I grew up in the greater Los Angeles Area, so spotting a celebrity was a pretty common occurrence. The highlight of my celebrity sightings was when Snoop Dogg came into the store where I worked. As he strolled by in his Snoop Dogg way, I blurted out, “What’s up, Snoop?” You see, I get a little starstruck when I see a celebrity, but I know I have to do some sort of interaction to document this encounter. My starstruckness didn’t add to my intelligence. “What’s up, Snoop?’’ probably wasn’t the coolest thing I could have said to this famous rapper.
I don’t think I have ever seen any of my favorite athletes or celebrities in public though. Can you imagine if you saw your favorite celebrity in public? Now imagine if they asked you to do something for them. I don’t know what I’d do if I saw my favorite basketball player, Kobe Bryant, in public. I would pretty much do anything he wanted, that was legal of course. I would wash his car, do his laundry, pick up his kids from school, whatever he wanted.
One day, this thought made me ask myself, “Why am I not like that with God?” For Kobe Bryant, I would clean his bathroom with my toothbrush and use it again, but doing things for God can sometimes be far more difficult. I finally said, “Whatever you want God—anything!’’ His answer was calling me to go work with orphans in South Africa.
I’ve known I was supposed to spread awareness and help “the least of these” my whole life. The problem was that I really didn’t know anyone in need. How could I tell others about those in need if I didn’t know any? There are more than 1 million AIDS orphans in South Africa alone, half the world’s children lives in poverty and the number of children in need grows daily.
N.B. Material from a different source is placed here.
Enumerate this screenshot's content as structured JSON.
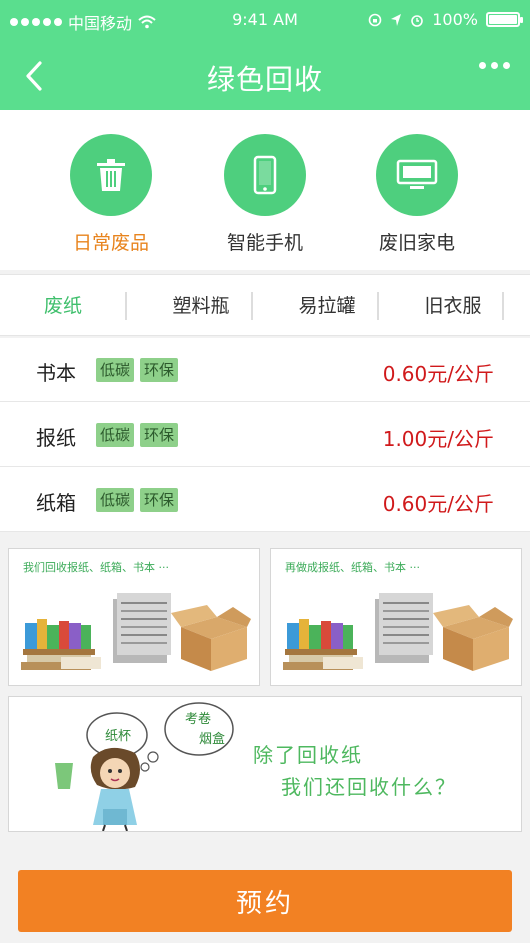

These numbers have faces. This became my rallying cry. I gladly took it from a nonprofit with the same name. I heard Erwin McManus once say, “Love breeds creativity.” If your mother is battling with an alcohol addiction, you will do whatever it takes to help her. Your love for your mother would cause you to come up with creative ways to stop her from drinking. In order for me to come up with creative ways to help children in need, I would need to come to love them.
I raised my money, got my visa and a few months later was arriving at OR Tambo Airport in Johannesburg, South Africa. Right after I arrived in Joburg, I was told I would be teaching first grade in a local township four days later. I don’t have a teaching degree and had never taught school before. I guess my college education and love for children would be good enough for them. Those first few days I was emailing my mom (a second grade teacher) quite a few times. Most of these emails contained lots of cries for help, pleading and mostly whining.
A few weeks into teaching, I began hearing things that broke my heart. Two of the kids in my class (7 and 9 years old) were left alone the whole week to take care of themselves. If that wasn’t hard enough, they had to take care of their 9-year-old Autistic sister. Their dad was out of the picture and their mom was a domestic worker who lived in the house where she worked. The family she worked for wouldn’t let her bring her kids, and she needed to work at this job to support her kids. Solutions aren’t always easy.
I also had the chance to volunteer at the children’s home run by Botshabelo. This was a life-changing experience, where I even changed my first poopy diaper. The owner of this diaper was a little girl who was just a few months old. She was brought to Botshabelo Babies’ Home about a month or so before I arrived after being found in a storm drain. Hearing that rocked my world. As I was holding this little girl, I could just feel God’s love for her and for me.
There was another little boy whose mother in a trash bag and threw out the window after he was born. She is currently in prison for this. This little boy is so special to those who work in the Babies Home. Kids say some funny things, but this one takes the cake. He often said he was scared of certain things. “I’m scared for the thunder. I’m scared for the green pool.’’ During one stretch in my time in South Africa, I hadn’t shaved for two months. As I was putting him to bed he said, “I’m scared for the beard.’’ This kid warms your heart and causes you to bust your gut laughing.
God changed my life in South Africa. I don’t really understand all of it yet. I know people in need now. The statistics had faces that I came to love. I told God I would do anything and He took me up on my offer. He showed me things I would never have been exposed to. He gave me His heart for the world. As Brooke Fraser sings, Now that I have seen I am responsible / Faith without deeds is dead.